Tick, tock, the beat clicks incessantly and evenly. For many, the sound of the metronome is a bogeyman and they just can’t handle it. A tempo and a rhythm belong to the music like the melody. And at the latest when you play together with others, you will have to agree on a common pace. To get this right, a metronome will help you practice. We’ll show you how to turn the metronome from your opponent into your friend.
Finding the right metronome – look and sound
Metronomes differ not only in appearance. Depending on their size, design and sound generation, metronomes also sound different. The rule of thumb is: the larger the metronome, the deeper the sound – at least with mechanical models. Your metronome not only has to please you in terms of sound, but also visually. After all, it will accompany you in many exercises. And don’t let that fool you. If you want your metronome to look like a penguin, then so be it! And nobody should tell you that the legendary pyramid shape only ever belongs on a piano. Such a metronome also works with guitar or any other instrument! A great choice for a classic pyramid metronome, with a bell, is the Wittner Taktell 816k.
Wittner Metronom 816K mit Glocke
Finding the right metronome – feature set
However, winding mechanical metronomes have a few limitations. First of all, its tempo control range is to be set rather roughly. This is completely sufficient for classical pieces with Italian tempo markings. And at some point it just stops, then you have to wind it up again. For example, if you want to practice drums, you’ll need more. Some mechanical metronomes can also get a one per bell. But they can’t do 16th notes, triplets and other gimmicks. And they are not loud enough either, so a digital metronome with many setting options is better. And many electronic models also have a headphone output. A digital metronome for drummers: the Boss DB-90.

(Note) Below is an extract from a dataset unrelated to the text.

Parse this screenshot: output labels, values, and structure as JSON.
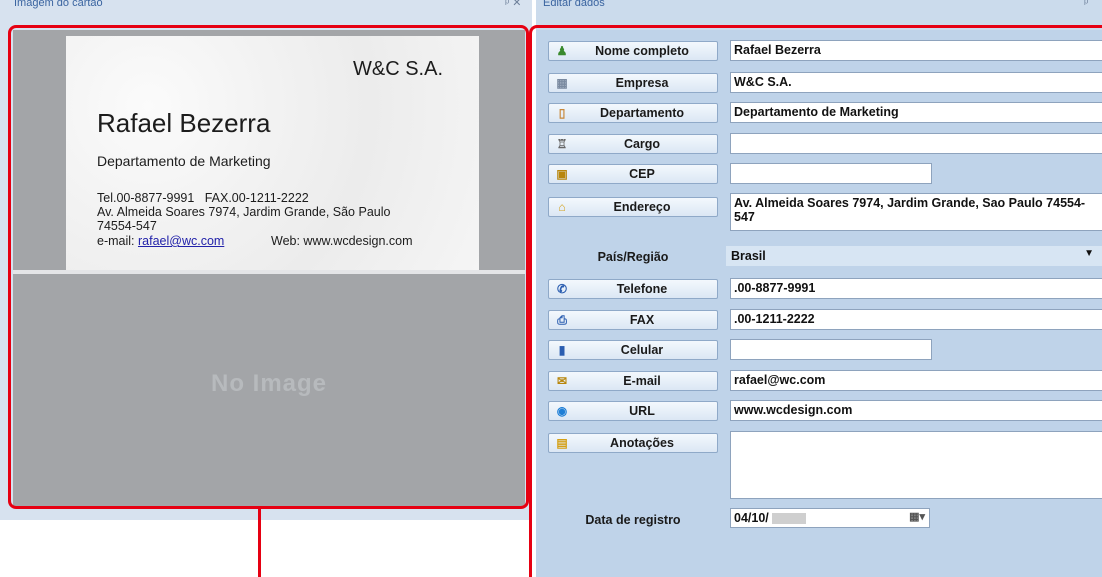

Think of your metronome as your drummer or conductor
When you play in an orchestra or a band, you always have someone setting the tempo for you. The orchestra is conducted, and at a certain tempo, by someone who has already practiced the metronome a lot. For band musicians, the given beat is nothing special anyway, because here the drummer sets the tempo. And only when everyone plays together does the right groove emerge! Similarly, you should try to groove with your metronome. Don’t just hear the tack, imagine a beat and remember that you’re not playing against the metronome, you’re playing with it! Once you have this down, you might be ready to try a digital metronome with rhythm variations, like the Korg TM-60 .
Maybe you need an alternative to the metronome
The tip about imagining a beat is too abstract for you, but you need a beat? Then maybe a drum machine is something for you! There are many drum machines with either ready-made beats or beats you can create yourself. By the way, making your own beats can really help to improve your groove! This drum machine has been around for over 30 years and still proves itself as one of the grooviest: the Alesis SR 16.
Practising with the metronome must be varied
If the metronome clicks so monotonously, then maybe you should vary your practising a bit. Keep changing your exercises so it doesn’t get boring. And play different exercises at different tempi. You usually start slow and then build up. But from time to time jumps in tempo in different directions are important so that it remains varied and you can switch quickly later when playing in the orchestra or the band.
Turn off the metronome and see how you’re doing
If you have practiced diligently with the metronome, the perfect way to check your progress is to switch it off and simply record yourself, for example with your smartphone. Then start the metronome again and play back the recording. Do you have an improved timing yet?
Wittner Taktell Pinguin
If you practice diligently with the metronome , you will develop your own feeling for the right tempo. We hope that our tips have taken away your fear of the rigid beat. What are your experiences with the metronome? Tell us with a comment!